Soaking fruit in booze is hardly a new invention. From vodka-soaked watermelon to rum-infused pineapples, they can be enjoyed on their own or as part of a cocktail or dish. The same is true of bourbon-soaked cherries, which are a delightful mix of sweet, tart, oak, and caramel flavors. Although you can buy pre-made bourbon-soaked cherries, they're also incredibly easy to make at home, like in our recipe here.
Bourbon-soaked cherries make for a natural garnish to a variety of cocktails, especially whiskey- and bourbon-based ones. Try using them in a classic Manhattan or combine them with an orange peel to elevate an Old Fashioned. Ina Garten likes to use them to upgrade her whiskey sours. Bourbon-soaked cherries help balance the sweetness in this bourbon-cherry lemonade cocktail. Muddle some bourbon-soaked cherries with fresh herbs for a cherry twist to a mint julep or a bourbon smash. You can also add some bourbon-soaked cherries to sangria for an extra boozy fruity kick. Or use them in place of maraschino cherries in non-whiskey-based drinks, like a French 75 or a Mai Tai.

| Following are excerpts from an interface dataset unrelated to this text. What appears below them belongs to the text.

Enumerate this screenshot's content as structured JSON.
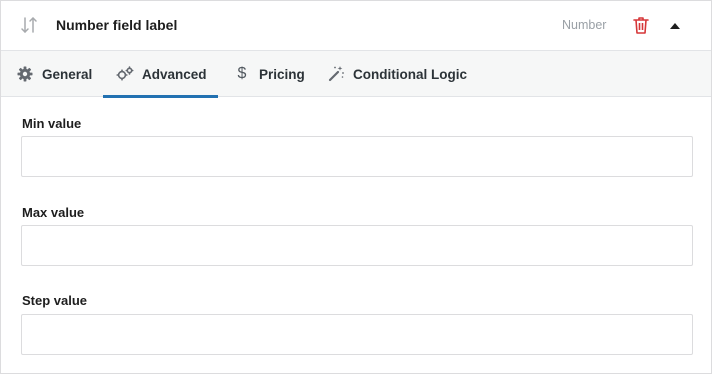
{
  "header": {
    "title": "Number field label",
    "type_label": "Number",
    "icons": {
      "sort": "sort-arrows-icon",
      "delete": "trash-icon",
      "collapse": "caret-up-icon"
    }
  },
  "tabs": [
    {
      "label": "General",
      "icon": "gear-icon",
      "active": false
    },
    {
      "label": "Advanced",
      "icon": "gears-icon",
      "active": true
    },
    {
      "label": "Pricing",
      "icon": "dollar-icon",
      "active": false
    },
    {
      "label": "Conditional Logic",
      "icon": "magic-wand-icon",
      "active": false
    }
  ],
  "fields": {
    "min": {
      "label": "Min value",
      "value": ""
    },
    "max": {
      "label": "Max value",
      "value": ""
    },
    "step": {
      "label": "Step value",
      "value": ""
    }
  },
  "colors": {
    "accent": "#2271b1",
    "danger": "#d63638",
    "muted": "#9aa0a6"
  }
}
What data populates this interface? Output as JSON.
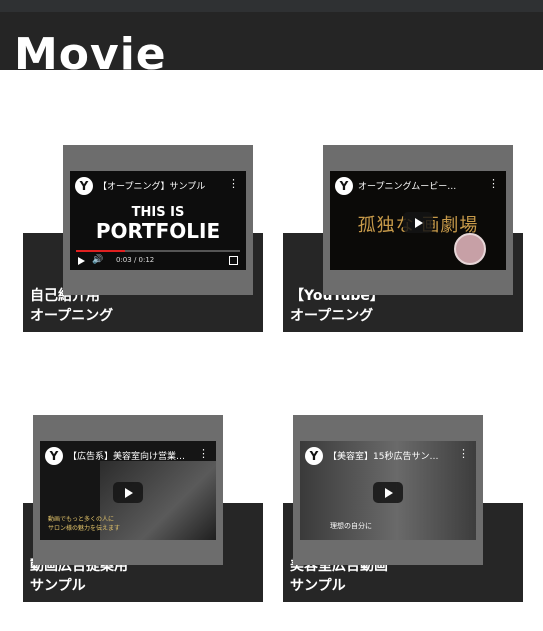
{
  "header": {
    "title": "Movie"
  },
  "cards": [
    {
      "caption_line1": "自己紹介用",
      "caption_line2": "オープニング",
      "video_title": "【オープニング】サンプル",
      "channel_initial": "Y",
      "artwork_line1": "THIS IS",
      "artwork_line2": "PORTFOLIE",
      "time": "0:03 / 0:12",
      "progress": 0.3
    },
    {
      "caption_line1": "【YouTube】",
      "caption_line2": "オープニング",
      "video_title": "オープニングムービー…",
      "channel_initial": "Y",
      "artwork_text": "孤独な 画劇場"
    },
    {
      "caption_line1": "動画広告提案用",
      "caption_line2": "サンプル",
      "video_title": "【広告系】美容室向け営業…",
      "channel_initial": "Y",
      "artwork_line1": "動画でもっと多くの人に",
      "artwork_line2": "サロン様の魅力を伝えます"
    },
    {
      "caption_line1": "美容室広告動画",
      "caption_line2": "サンプル",
      "video_title": "【美容室】15秒広告サン…",
      "channel_initial": "Y",
      "artwork_text": "理想の自分に"
    }
  ]
}
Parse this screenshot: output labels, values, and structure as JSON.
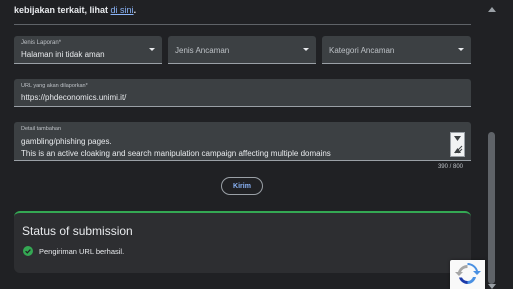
{
  "intro": {
    "text": "kebijakan terkait, lihat ",
    "link": "di sini",
    "suffix": "."
  },
  "form": {
    "report_type": {
      "label": "Jenis Laporan*",
      "value": "Halaman ini tidak aman"
    },
    "threat_type": {
      "placeholder": "Jenis Ancaman"
    },
    "threat_category": {
      "placeholder": "Kategori Ancaman"
    },
    "url_field": {
      "label": "URL yang akan dilaporkan*",
      "value": "https://phdeconomics.unimi.it/"
    },
    "details_field": {
      "label": "Detail tambahan",
      "line1": "gambling/phishing pages.",
      "line2": "This is an active cloaking and search manipulation campaign affecting multiple domains"
    },
    "counter": "390 / 800",
    "submit_label": "Kirim"
  },
  "status": {
    "title": "Status of submission",
    "message": "Pengiriman URL berhasil.",
    "accent_color": "#34a853"
  },
  "icons": {
    "check": "check-circle-icon",
    "dropdown": "chevron-down-icon",
    "recaptcha": "recaptcha-icon"
  }
}
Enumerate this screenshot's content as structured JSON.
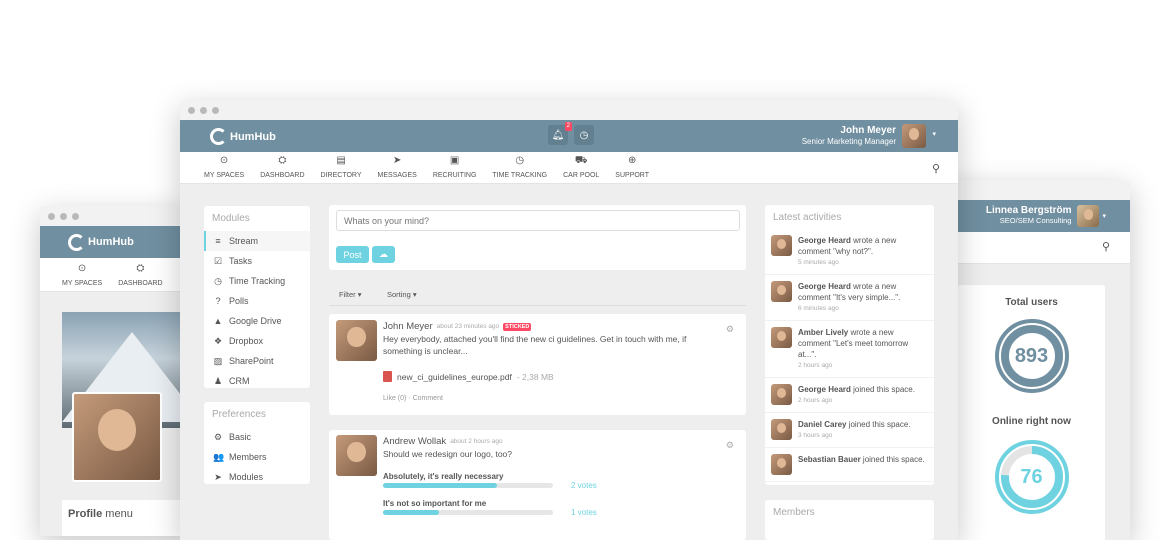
{
  "left_window": {
    "logo": "HumHub",
    "nav": [
      {
        "label": "MY SPACES",
        "icon": "target-icon",
        "dropdown": true
      },
      {
        "label": "DASHBOARD",
        "icon": "dashboard-icon"
      }
    ],
    "profile_menu": {
      "bold": "Profile",
      "rest": "menu"
    }
  },
  "main_window": {
    "logo": "HumHub",
    "notifications_count": "2",
    "user": {
      "name": "John Meyer",
      "title": "Senior Marketing Manager"
    },
    "nav": [
      {
        "label": "MY SPACES",
        "icon": "⊙",
        "dropdown": true
      },
      {
        "label": "DASHBOARD",
        "icon": "⛭"
      },
      {
        "label": "DIRECTORY",
        "icon": "▤"
      },
      {
        "label": "MESSAGES",
        "icon": "➤"
      },
      {
        "label": "RECRUITING",
        "icon": "▣"
      },
      {
        "label": "TIME TRACKING",
        "icon": "◷"
      },
      {
        "label": "CAR POOL",
        "icon": "⛟"
      },
      {
        "label": "SUPPORT",
        "icon": "⊕"
      }
    ],
    "modules": {
      "heading": "Modules",
      "items": [
        {
          "label": "Stream",
          "icon": "≡",
          "active": true
        },
        {
          "label": "Tasks",
          "icon": "☑"
        },
        {
          "label": "Time Tracking",
          "icon": "◷"
        },
        {
          "label": "Polls",
          "icon": "?"
        },
        {
          "label": "Google Drive",
          "icon": "▲"
        },
        {
          "label": "Dropbox",
          "icon": "❖"
        },
        {
          "label": "SharePoint",
          "icon": "▨"
        },
        {
          "label": "CRM",
          "icon": "♟"
        }
      ]
    },
    "preferences": {
      "heading": "Preferences",
      "items": [
        {
          "label": "Basic",
          "icon": "⚙"
        },
        {
          "label": "Members",
          "icon": "👥"
        },
        {
          "label": "Modules",
          "icon": "➤"
        }
      ]
    },
    "composer": {
      "placeholder": "Whats on your mind?",
      "post_label": "Post",
      "upload_icon": "cloud-upload-icon"
    },
    "filter": {
      "filter_label": "Filter",
      "sorting_label": "Sorting"
    },
    "posts": [
      {
        "author": "John Meyer",
        "time": "about 23 minutes ago",
        "badge": "STICKED",
        "text": "Hey everybody, attached you'll find the new ci guidelines. Get in touch with me, if something is unclear...",
        "file_name": "new_ci_guidelines_europe.pdf",
        "file_size": "- 2,38 MB",
        "like": "Like (0)",
        "comment": "· Comment"
      },
      {
        "author": "Andrew Wollak",
        "time": "about 2 hours ago",
        "text": "Should we redesign our logo, too?",
        "poll": [
          {
            "label": "Absolutely, it's really necessary",
            "votes": "2 votes",
            "fraction": 0.67
          },
          {
            "label": "It's not so important for me",
            "votes": "1 votes",
            "fraction": 0.33
          }
        ]
      }
    ],
    "activities": {
      "heading": "Latest activities",
      "items": [
        {
          "name": "George Heard",
          "text": " wrote a new comment \"why not?\".",
          "time": "5 minutes ago"
        },
        {
          "name": "George Heard",
          "text": " wrote a new comment \"It's very simple...\".",
          "time": "6 minutes ago"
        },
        {
          "name": "Amber Lively",
          "text": " wrote a new comment \"Let's meet tomorrow at...\".",
          "time": "2 hours ago"
        },
        {
          "name": "George Heard",
          "text": " joined this space.",
          "time": "2 hours ago"
        },
        {
          "name": "Daniel Carey",
          "text": " joined this space.",
          "time": "3 hours ago"
        },
        {
          "name": "Sebastian Bauer",
          "text": " joined this space.",
          "time": ""
        }
      ]
    },
    "members_heading": "Members"
  },
  "right_window": {
    "user": {
      "name": "Linnea Bergström",
      "title": "SEO/SEM Consulting"
    },
    "total_users_label": "Total users",
    "total_users": "893",
    "online_label": "Online right now",
    "online": "76",
    "online_fraction": 0.76,
    "colors": {
      "gauge_gray": "#708fa0",
      "gauge_teal": "#6fd2e0"
    }
  },
  "colors": {
    "topbar": "#708fa0",
    "accent": "#6fd2e0",
    "badge": "#fc4a64"
  }
}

Read more: The 25 Best Bourbon Brands, Ranked
Other Uses For Bourbon-Soaked Cherries
Although bourbon-soaked cherries work really well in a drink, they can also be enjoyed in other ways. They're great as a boozy snack on their own that you can serve at your next cocktail hour or dinner party. Or try dipping them in chocolate for an extra sweet treat. They also make for a great topping to a number of desserts, including ice cream (especially vanilla) and frozen yogurt, cheesecake, panna cotta, pavlova, and chocolate mousse. Fold them into a tiramisu or use them as a filling for cake (like a black forest cake). You can also bake with the bourbon-soaked cherries — try using them in cookies, like our chocolate bourbon cherry cookies, cakes, and breads.
Bourbon-soaked cherries can also be used in non-dessert dishes. Serve them over crepes, pancakes, French toast, yogurt, or oatmeal during breakfast or brunch. Try adding them to pork loin, pork chops, and grilled chicken for dinner. Or use them to elevate your next charcuterie board. They also make great gifts, for the holidays, birthdays, or just because. With so many uses, you'll probably want to make a few extra batches the next time you make bourbon-soaked cherries.
Read the original article on Tasting Table.